◆ Input ◆
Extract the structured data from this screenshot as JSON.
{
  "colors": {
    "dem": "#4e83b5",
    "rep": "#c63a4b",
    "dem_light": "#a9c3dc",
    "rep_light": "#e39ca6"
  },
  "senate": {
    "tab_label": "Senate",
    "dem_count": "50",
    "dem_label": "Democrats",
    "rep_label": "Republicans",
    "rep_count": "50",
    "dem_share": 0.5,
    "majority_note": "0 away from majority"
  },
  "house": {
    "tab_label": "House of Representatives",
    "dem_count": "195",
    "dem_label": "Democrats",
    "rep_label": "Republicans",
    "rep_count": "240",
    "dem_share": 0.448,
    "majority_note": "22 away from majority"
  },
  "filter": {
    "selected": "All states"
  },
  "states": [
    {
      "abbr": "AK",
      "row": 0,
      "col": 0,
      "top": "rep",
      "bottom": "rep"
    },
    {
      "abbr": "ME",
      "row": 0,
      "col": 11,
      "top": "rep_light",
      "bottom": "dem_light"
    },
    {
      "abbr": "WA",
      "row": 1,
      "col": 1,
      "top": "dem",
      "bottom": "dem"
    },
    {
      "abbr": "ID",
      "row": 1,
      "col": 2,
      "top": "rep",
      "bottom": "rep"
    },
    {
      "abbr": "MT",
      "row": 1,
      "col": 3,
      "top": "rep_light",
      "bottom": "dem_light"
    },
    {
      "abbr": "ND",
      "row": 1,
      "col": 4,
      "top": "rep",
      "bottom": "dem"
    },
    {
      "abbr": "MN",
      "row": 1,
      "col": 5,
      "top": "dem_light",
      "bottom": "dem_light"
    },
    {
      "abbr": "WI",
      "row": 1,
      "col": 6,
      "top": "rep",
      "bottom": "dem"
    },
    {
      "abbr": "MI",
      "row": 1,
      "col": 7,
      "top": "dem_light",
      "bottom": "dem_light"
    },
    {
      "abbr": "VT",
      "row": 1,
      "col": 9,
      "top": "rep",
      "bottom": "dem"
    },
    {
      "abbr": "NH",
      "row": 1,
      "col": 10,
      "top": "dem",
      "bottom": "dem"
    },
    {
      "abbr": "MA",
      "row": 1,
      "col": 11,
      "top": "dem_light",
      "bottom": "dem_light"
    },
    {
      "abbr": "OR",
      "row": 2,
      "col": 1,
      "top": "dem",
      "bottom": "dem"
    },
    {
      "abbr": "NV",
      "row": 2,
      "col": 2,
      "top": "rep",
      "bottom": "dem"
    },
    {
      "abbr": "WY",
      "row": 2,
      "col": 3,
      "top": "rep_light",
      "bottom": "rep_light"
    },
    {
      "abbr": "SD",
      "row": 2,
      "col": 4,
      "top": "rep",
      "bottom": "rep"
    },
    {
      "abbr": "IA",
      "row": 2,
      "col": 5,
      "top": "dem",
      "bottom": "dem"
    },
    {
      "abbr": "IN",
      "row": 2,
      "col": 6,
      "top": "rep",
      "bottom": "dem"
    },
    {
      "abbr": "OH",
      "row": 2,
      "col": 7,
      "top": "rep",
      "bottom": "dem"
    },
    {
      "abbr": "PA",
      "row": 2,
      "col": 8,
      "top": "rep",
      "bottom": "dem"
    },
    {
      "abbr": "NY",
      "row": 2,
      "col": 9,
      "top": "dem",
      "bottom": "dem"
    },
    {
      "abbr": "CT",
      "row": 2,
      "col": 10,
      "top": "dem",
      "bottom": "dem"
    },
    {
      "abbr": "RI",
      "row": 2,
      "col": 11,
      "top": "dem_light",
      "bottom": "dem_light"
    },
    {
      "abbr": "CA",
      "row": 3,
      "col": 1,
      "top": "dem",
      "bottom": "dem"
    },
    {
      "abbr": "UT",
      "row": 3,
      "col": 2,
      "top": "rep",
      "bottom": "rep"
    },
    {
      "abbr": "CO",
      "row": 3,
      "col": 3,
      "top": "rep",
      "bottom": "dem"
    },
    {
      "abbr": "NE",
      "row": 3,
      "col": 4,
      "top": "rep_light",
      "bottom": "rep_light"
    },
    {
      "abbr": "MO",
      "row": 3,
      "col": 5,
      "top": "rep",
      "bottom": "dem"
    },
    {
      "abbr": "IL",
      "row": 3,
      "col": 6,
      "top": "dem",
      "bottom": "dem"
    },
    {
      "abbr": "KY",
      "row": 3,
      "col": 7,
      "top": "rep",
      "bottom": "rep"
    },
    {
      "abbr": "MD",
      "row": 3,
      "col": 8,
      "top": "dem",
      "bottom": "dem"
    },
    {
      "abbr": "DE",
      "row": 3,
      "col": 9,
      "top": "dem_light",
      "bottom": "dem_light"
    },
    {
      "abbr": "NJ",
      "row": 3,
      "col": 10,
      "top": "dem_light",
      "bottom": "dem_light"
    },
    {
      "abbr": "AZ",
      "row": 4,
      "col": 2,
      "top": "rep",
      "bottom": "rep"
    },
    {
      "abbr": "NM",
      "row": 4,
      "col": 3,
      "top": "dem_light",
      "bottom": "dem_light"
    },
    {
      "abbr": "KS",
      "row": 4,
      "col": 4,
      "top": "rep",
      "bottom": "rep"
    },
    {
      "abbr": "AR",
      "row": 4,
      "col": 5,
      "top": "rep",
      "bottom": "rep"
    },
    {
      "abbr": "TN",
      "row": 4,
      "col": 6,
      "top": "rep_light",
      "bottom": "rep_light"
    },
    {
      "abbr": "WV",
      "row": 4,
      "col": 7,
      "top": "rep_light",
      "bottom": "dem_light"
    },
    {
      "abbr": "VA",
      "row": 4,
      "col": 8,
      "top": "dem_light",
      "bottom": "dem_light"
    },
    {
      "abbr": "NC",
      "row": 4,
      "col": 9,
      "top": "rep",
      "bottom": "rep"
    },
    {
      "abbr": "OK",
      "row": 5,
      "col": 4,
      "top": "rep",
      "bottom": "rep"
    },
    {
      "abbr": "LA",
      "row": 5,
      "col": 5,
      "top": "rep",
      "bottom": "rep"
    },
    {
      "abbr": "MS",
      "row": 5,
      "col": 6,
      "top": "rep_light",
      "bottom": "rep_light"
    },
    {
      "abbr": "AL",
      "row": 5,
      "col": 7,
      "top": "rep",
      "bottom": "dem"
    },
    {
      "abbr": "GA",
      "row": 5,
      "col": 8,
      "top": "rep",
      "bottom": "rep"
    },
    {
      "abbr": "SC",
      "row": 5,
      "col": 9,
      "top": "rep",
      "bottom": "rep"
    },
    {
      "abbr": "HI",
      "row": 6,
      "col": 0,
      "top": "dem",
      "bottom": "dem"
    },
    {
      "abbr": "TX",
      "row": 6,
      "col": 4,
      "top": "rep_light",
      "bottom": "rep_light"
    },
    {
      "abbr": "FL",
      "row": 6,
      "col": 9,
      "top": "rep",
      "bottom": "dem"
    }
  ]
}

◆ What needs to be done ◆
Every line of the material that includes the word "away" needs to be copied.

◆ Response below ◆
    "majority_note": "0 away from majority"
    "majority_note": "22 away from majority"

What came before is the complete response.